▸ YOUR OBJECTIVE
Quote the whole listing word for word, please.

━━ LISTED RECORDS ━━

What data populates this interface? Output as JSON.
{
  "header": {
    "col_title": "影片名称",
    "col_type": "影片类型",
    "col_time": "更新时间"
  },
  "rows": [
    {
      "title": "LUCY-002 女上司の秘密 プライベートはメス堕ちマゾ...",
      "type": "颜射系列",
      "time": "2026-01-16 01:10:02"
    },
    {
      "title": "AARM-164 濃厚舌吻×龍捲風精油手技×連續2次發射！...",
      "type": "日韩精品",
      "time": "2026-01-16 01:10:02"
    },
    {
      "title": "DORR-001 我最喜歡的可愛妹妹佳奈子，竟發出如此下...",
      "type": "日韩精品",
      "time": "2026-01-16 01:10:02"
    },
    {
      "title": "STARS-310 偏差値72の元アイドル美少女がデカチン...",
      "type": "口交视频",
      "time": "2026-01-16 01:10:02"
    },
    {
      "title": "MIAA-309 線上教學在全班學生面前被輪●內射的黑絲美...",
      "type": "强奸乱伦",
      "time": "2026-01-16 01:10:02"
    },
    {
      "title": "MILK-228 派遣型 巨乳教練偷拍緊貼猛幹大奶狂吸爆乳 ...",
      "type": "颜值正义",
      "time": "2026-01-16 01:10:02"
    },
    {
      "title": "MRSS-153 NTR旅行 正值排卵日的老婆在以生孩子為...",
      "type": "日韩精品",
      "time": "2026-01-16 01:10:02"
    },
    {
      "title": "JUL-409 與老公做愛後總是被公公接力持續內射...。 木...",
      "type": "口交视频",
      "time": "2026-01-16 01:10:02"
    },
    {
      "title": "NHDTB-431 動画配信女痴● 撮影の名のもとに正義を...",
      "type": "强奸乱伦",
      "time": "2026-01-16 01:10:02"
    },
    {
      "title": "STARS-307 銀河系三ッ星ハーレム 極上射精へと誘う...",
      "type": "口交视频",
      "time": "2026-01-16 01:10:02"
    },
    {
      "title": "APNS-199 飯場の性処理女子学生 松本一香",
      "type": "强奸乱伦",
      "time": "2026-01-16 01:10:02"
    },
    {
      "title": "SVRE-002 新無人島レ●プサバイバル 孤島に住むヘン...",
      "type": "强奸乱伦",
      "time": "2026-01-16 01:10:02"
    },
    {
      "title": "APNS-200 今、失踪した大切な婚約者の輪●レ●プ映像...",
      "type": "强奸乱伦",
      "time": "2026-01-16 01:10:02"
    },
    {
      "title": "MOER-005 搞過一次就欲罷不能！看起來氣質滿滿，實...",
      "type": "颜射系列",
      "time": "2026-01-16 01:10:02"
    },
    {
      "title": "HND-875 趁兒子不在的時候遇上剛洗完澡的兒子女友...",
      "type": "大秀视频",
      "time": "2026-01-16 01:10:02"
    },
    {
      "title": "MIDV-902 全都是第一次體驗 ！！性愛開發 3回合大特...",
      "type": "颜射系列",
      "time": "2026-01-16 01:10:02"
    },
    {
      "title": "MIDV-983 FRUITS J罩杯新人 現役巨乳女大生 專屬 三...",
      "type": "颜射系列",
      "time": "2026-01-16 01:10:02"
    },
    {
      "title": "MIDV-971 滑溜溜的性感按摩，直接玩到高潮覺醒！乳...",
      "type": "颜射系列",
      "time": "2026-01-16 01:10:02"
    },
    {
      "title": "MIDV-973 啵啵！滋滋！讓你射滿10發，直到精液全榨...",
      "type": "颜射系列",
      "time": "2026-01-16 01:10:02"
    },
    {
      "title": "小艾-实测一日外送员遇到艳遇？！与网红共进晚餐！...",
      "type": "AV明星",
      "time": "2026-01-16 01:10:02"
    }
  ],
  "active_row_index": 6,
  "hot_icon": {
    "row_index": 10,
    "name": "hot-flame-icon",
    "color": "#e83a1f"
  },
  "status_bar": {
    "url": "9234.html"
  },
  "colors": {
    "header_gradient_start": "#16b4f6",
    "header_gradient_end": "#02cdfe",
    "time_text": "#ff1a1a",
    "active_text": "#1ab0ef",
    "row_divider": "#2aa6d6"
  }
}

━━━

▸ ANSWER TO THE EXERCISE
What data populates this interface? Output as JSON.
{
  "header": {
    "col_title": "影片名称",
    "col_type": "影片类型",
    "col_time": "更新时间"
  },
  "rows": [
    {
      "title": "LUCY-002 女上司の秘密 プライベートはメス堕ちマゾ...",
      "type": "颜射系列",
      "time": "2026-01-16 01:10:02"
    },
    {
      "title": "AARM-164 濃厚舌吻×龍捲風精油手技×連續2次發射！...",
      "type": "日韩精品",
      "time": "2026-01-16 01:10:02"
    },
    {
      "title": "DORR-001 我最喜歡的可愛妹妹佳奈子，竟發出如此下...",
      "type": "日韩精品",
      "time": "2026-01-16 01:10:02"
    },
    {
      "title": "STARS-310 偏差値72の元アイドル美少女がデカチン...",
      "type": "口交视频",
      "time": "2026-01-16 01:10:02"
    },
    {
      "title": "MIAA-309 線上教學在全班學生面前被輪●內射的黑絲美...",
      "type": "强奸乱伦",
      "time": "2026-01-16 01:10:02"
    },
    {
      "title": "MILK-228 派遣型 巨乳教練偷拍緊貼猛幹大奶狂吸爆乳 ...",
      "type": "颜值正义",
      "time": "2026-01-16 01:10:02"
    },
    {
      "title": "MRSS-153 NTR旅行 正值排卵日的老婆在以生孩子為...",
      "type": "日韩精品",
      "time": "2026-01-16 01:10:02"
    },
    {
      "title": "JUL-409 與老公做愛後總是被公公接力持續內射...。 木...",
      "type": "口交视频",
      "time": "2026-01-16 01:10:02"
    },
    {
      "title": "NHDTB-431 動画配信女痴● 撮影の名のもとに正義を...",
      "type": "强奸乱伦",
      "time": "2026-01-16 01:10:02"
    },
    {
      "title": "STARS-307 銀河系三ッ星ハーレム 極上射精へと誘う...",
      "type": "口交视频",
      "time": "2026-01-16 01:10:02"
    },
    {
      "title": "APNS-199 飯場の性処理女子学生 松本一香",
      "type": "强奸乱伦",
      "time": "2026-01-16 01:10:02"
    },
    {
      "title": "SVRE-002 新無人島レ●プサバイバル 孤島に住むヘン...",
      "type": "强奸乱伦",
      "time": "2026-01-16 01:10:02"
    },
    {
      "title": "APNS-200 今、失踪した大切な婚約者の輪●レ●プ映像...",
      "type": "强奸乱伦",
      "time": "2026-01-16 01:10:02"
    },
    {
      "title": "MOER-005 搞過一次就欲罷不能！看起來氣質滿滿，實...",
      "type": "颜射系列",
      "time": "2026-01-16 01:10:02"
    },
    {
      "title": "HND-875 趁兒子不在的時候遇上剛洗完澡的兒子女友...",
      "type": "大秀视频",
      "time": "2026-01-16 01:10:02"
    },
    {
      "title": "MIDV-902 全都是第一次體驗 ！！性愛開發 3回合大特...",
      "type": "颜射系列",
      "time": "2026-01-16 01:10:02"
    },
    {
      "title": "MIDV-983 FRUITS J罩杯新人 現役巨乳女大生 專屬 三...",
      "type": "颜射系列",
      "time": "2026-01-16 01:10:02"
    },
    {
      "title": "MIDV-971 滑溜溜的性感按摩，直接玩到高潮覺醒！乳...",
      "type": "颜射系列",
      "time": "2026-01-16 01:10:02"
    },
    {
      "title": "MIDV-973 啵啵！滋滋！讓你射滿10發，直到精液全榨...",
      "type": "颜射系列",
      "time": "2026-01-16 01:10:02"
    },
    {
      "title": "小艾-实测一日外送员遇到艳遇？！与网红共进晚餐！...",
      "type": "AV明星",
      "time": "2026-01-16 01:10:02"
    }
  ],
  "active_row_index": 6,
  "hot_icon": {
    "row_index": 10,
    "name": "hot-flame-icon",
    "color": "#e83a1f"
  },
  "status_bar": {
    "url": "9234.html"
  },
  "colors": {
    "header_gradient_start": "#16b4f6",
    "header_gradient_end": "#02cdfe",
    "time_text": "#ff1a1a",
    "active_text": "#1ab0ef",
    "row_divider": "#2aa6d6"
  }
}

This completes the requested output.